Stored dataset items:
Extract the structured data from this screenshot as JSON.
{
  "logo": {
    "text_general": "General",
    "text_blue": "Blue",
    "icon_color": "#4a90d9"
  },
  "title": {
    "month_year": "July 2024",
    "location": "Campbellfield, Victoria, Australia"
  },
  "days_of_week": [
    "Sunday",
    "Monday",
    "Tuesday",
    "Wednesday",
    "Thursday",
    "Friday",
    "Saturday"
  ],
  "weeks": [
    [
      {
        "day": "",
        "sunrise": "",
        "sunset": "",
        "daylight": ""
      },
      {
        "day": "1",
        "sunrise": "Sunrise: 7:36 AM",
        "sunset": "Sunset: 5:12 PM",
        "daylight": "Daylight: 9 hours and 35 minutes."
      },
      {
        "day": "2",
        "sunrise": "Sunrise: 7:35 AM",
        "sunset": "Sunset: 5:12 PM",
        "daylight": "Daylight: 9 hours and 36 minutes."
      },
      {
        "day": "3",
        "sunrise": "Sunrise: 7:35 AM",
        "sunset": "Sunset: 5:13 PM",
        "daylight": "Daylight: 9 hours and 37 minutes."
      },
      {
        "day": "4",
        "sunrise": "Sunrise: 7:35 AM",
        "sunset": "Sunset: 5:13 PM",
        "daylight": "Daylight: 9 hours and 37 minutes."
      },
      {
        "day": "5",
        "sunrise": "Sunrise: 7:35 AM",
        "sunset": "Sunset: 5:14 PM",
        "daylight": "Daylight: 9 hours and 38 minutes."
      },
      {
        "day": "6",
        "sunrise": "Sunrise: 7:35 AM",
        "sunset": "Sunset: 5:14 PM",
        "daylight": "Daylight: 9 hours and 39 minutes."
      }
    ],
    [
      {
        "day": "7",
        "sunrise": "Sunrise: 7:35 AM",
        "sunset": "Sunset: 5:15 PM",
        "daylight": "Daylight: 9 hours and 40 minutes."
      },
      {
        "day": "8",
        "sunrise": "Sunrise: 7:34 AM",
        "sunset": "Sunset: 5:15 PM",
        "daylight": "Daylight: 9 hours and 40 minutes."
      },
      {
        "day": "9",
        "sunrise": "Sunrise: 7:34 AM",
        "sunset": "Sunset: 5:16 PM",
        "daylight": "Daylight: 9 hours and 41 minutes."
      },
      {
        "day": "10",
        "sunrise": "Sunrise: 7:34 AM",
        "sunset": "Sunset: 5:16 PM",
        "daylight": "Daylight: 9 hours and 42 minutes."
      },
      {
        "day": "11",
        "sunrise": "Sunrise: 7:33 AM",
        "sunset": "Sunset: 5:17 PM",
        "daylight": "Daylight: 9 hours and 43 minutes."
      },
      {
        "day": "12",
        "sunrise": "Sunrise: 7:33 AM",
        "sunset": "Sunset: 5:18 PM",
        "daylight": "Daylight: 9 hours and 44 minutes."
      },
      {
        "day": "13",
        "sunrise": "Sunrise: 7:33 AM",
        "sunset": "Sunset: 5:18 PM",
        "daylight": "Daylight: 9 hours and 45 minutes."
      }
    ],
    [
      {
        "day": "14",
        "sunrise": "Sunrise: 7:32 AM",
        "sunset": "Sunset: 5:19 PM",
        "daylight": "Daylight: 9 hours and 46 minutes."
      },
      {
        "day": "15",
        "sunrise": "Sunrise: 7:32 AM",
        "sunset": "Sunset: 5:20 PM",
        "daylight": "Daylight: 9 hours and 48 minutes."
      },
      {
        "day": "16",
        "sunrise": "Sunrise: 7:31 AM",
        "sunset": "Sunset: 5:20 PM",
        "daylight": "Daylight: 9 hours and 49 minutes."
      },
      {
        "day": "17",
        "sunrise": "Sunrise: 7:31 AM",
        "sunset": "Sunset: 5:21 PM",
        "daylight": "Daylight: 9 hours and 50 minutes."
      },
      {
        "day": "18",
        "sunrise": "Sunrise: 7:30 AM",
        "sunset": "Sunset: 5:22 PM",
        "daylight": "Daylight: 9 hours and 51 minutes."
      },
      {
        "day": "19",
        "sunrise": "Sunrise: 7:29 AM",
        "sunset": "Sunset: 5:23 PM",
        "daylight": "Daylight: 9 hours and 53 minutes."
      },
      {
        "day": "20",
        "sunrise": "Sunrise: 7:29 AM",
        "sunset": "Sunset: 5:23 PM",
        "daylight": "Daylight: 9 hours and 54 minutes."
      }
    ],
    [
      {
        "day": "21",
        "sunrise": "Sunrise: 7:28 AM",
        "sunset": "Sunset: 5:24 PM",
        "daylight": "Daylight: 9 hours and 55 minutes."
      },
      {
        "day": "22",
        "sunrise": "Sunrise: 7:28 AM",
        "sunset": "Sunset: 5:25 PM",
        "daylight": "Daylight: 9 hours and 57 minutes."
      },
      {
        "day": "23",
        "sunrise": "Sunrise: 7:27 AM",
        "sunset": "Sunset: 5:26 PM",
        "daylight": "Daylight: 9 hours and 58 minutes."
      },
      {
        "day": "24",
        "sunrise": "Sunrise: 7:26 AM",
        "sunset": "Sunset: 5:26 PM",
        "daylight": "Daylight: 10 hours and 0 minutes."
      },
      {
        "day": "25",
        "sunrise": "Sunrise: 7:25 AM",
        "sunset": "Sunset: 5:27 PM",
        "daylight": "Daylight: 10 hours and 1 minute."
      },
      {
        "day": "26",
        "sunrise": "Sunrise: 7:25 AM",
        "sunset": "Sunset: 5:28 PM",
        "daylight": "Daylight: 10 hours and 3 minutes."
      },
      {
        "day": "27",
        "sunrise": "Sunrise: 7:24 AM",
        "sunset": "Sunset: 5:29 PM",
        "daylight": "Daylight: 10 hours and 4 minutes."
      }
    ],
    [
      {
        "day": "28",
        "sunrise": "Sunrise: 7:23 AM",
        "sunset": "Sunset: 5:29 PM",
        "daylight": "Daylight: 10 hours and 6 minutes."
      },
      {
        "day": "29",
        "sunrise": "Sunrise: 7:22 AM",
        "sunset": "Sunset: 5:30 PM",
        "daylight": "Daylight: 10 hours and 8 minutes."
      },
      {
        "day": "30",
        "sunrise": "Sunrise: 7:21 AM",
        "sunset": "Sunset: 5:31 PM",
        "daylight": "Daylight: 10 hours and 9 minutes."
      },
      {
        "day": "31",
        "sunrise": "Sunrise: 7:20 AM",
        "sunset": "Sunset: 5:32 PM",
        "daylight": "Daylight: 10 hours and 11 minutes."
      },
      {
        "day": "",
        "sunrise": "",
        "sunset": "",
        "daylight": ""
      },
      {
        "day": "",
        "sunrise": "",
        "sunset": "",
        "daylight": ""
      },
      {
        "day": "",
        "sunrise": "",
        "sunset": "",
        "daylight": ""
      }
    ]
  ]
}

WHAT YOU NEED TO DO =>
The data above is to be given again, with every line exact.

ANSWER TO THIS PROBLEM =>
Extract the structured data from this screenshot as JSON.
{
  "logo": {
    "text_general": "General",
    "text_blue": "Blue",
    "icon_color": "#4a90d9"
  },
  "title": {
    "month_year": "July 2024",
    "location": "Campbellfield, Victoria, Australia"
  },
  "days_of_week": [
    "Sunday",
    "Monday",
    "Tuesday",
    "Wednesday",
    "Thursday",
    "Friday",
    "Saturday"
  ],
  "weeks": [
    [
      {
        "day": "",
        "sunrise": "",
        "sunset": "",
        "daylight": ""
      },
      {
        "day": "1",
        "sunrise": "Sunrise: 7:36 AM",
        "sunset": "Sunset: 5:12 PM",
        "daylight": "Daylight: 9 hours and 35 minutes."
      },
      {
        "day": "2",
        "sunrise": "Sunrise: 7:35 AM",
        "sunset": "Sunset: 5:12 PM",
        "daylight": "Daylight: 9 hours and 36 minutes."
      },
      {
        "day": "3",
        "sunrise": "Sunrise: 7:35 AM",
        "sunset": "Sunset: 5:13 PM",
        "daylight": "Daylight: 9 hours and 37 minutes."
      },
      {
        "day": "4",
        "sunrise": "Sunrise: 7:35 AM",
        "sunset": "Sunset: 5:13 PM",
        "daylight": "Daylight: 9 hours and 37 minutes."
      },
      {
        "day": "5",
        "sunrise": "Sunrise: 7:35 AM",
        "sunset": "Sunset: 5:14 PM",
        "daylight": "Daylight: 9 hours and 38 minutes."
      },
      {
        "day": "6",
        "sunrise": "Sunrise: 7:35 AM",
        "sunset": "Sunset: 5:14 PM",
        "daylight": "Daylight: 9 hours and 39 minutes."
      }
    ],
    [
      {
        "day": "7",
        "sunrise": "Sunrise: 7:35 AM",
        "sunset": "Sunset: 5:15 PM",
        "daylight": "Daylight: 9 hours and 40 minutes."
      },
      {
        "day": "8",
        "sunrise": "Sunrise: 7:34 AM",
        "sunset": "Sunset: 5:15 PM",
        "daylight": "Daylight: 9 hours and 40 minutes."
      },
      {
        "day": "9",
        "sunrise": "Sunrise: 7:34 AM",
        "sunset": "Sunset: 5:16 PM",
        "daylight": "Daylight: 9 hours and 41 minutes."
      },
      {
        "day": "10",
        "sunrise": "Sunrise: 7:34 AM",
        "sunset": "Sunset: 5:16 PM",
        "daylight": "Daylight: 9 hours and 42 minutes."
      },
      {
        "day": "11",
        "sunrise": "Sunrise: 7:33 AM",
        "sunset": "Sunset: 5:17 PM",
        "daylight": "Daylight: 9 hours and 43 minutes."
      },
      {
        "day": "12",
        "sunrise": "Sunrise: 7:33 AM",
        "sunset": "Sunset: 5:18 PM",
        "daylight": "Daylight: 9 hours and 44 minutes."
      },
      {
        "day": "13",
        "sunrise": "Sunrise: 7:33 AM",
        "sunset": "Sunset: 5:18 PM",
        "daylight": "Daylight: 9 hours and 45 minutes."
      }
    ],
    [
      {
        "day": "14",
        "sunrise": "Sunrise: 7:32 AM",
        "sunset": "Sunset: 5:19 PM",
        "daylight": "Daylight: 9 hours and 46 minutes."
      },
      {
        "day": "15",
        "sunrise": "Sunrise: 7:32 AM",
        "sunset": "Sunset: 5:20 PM",
        "daylight": "Daylight: 9 hours and 48 minutes."
      },
      {
        "day": "16",
        "sunrise": "Sunrise: 7:31 AM",
        "sunset": "Sunset: 5:20 PM",
        "daylight": "Daylight: 9 hours and 49 minutes."
      },
      {
        "day": "17",
        "sunrise": "Sunrise: 7:31 AM",
        "sunset": "Sunset: 5:21 PM",
        "daylight": "Daylight: 9 hours and 50 minutes."
      },
      {
        "day": "18",
        "sunrise": "Sunrise: 7:30 AM",
        "sunset": "Sunset: 5:22 PM",
        "daylight": "Daylight: 9 hours and 51 minutes."
      },
      {
        "day": "19",
        "sunrise": "Sunrise: 7:29 AM",
        "sunset": "Sunset: 5:23 PM",
        "daylight": "Daylight: 9 hours and 53 minutes."
      },
      {
        "day": "20",
        "sunrise": "Sunrise: 7:29 AM",
        "sunset": "Sunset: 5:23 PM",
        "daylight": "Daylight: 9 hours and 54 minutes."
      }
    ],
    [
      {
        "day": "21",
        "sunrise": "Sunrise: 7:28 AM",
        "sunset": "Sunset: 5:24 PM",
        "daylight": "Daylight: 9 hours and 55 minutes."
      },
      {
        "day": "22",
        "sunrise": "Sunrise: 7:28 AM",
        "sunset": "Sunset: 5:25 PM",
        "daylight": "Daylight: 9 hours and 57 minutes."
      },
      {
        "day": "23",
        "sunrise": "Sunrise: 7:27 AM",
        "sunset": "Sunset: 5:26 PM",
        "daylight": "Daylight: 9 hours and 58 minutes."
      },
      {
        "day": "24",
        "sunrise": "Sunrise: 7:26 AM",
        "sunset": "Sunset: 5:26 PM",
        "daylight": "Daylight: 10 hours and 0 minutes."
      },
      {
        "day": "25",
        "sunrise": "Sunrise: 7:25 AM",
        "sunset": "Sunset: 5:27 PM",
        "daylight": "Daylight: 10 hours and 1 minute."
      },
      {
        "day": "26",
        "sunrise": "Sunrise: 7:25 AM",
        "sunset": "Sunset: 5:28 PM",
        "daylight": "Daylight: 10 hours and 3 minutes."
      },
      {
        "day": "27",
        "sunrise": "Sunrise: 7:24 AM",
        "sunset": "Sunset: 5:29 PM",
        "daylight": "Daylight: 10 hours and 4 minutes."
      }
    ],
    [
      {
        "day": "28",
        "sunrise": "Sunrise: 7:23 AM",
        "sunset": "Sunset: 5:29 PM",
        "daylight": "Daylight: 10 hours and 6 minutes."
      },
      {
        "day": "29",
        "sunrise": "Sunrise: 7:22 AM",
        "sunset": "Sunset: 5:30 PM",
        "daylight": "Daylight: 10 hours and 8 minutes."
      },
      {
        "day": "30",
        "sunrise": "Sunrise: 7:21 AM",
        "sunset": "Sunset: 5:31 PM",
        "daylight": "Daylight: 10 hours and 9 minutes."
      },
      {
        "day": "31",
        "sunrise": "Sunrise: 7:20 AM",
        "sunset": "Sunset: 5:32 PM",
        "daylight": "Daylight: 10 hours and 11 minutes."
      },
      {
        "day": "",
        "sunrise": "",
        "sunset": "",
        "daylight": ""
      },
      {
        "day": "",
        "sunrise": "",
        "sunset": "",
        "daylight": ""
      },
      {
        "day": "",
        "sunrise": "",
        "sunset": "",
        "daylight": ""
      }
    ]
  ]
}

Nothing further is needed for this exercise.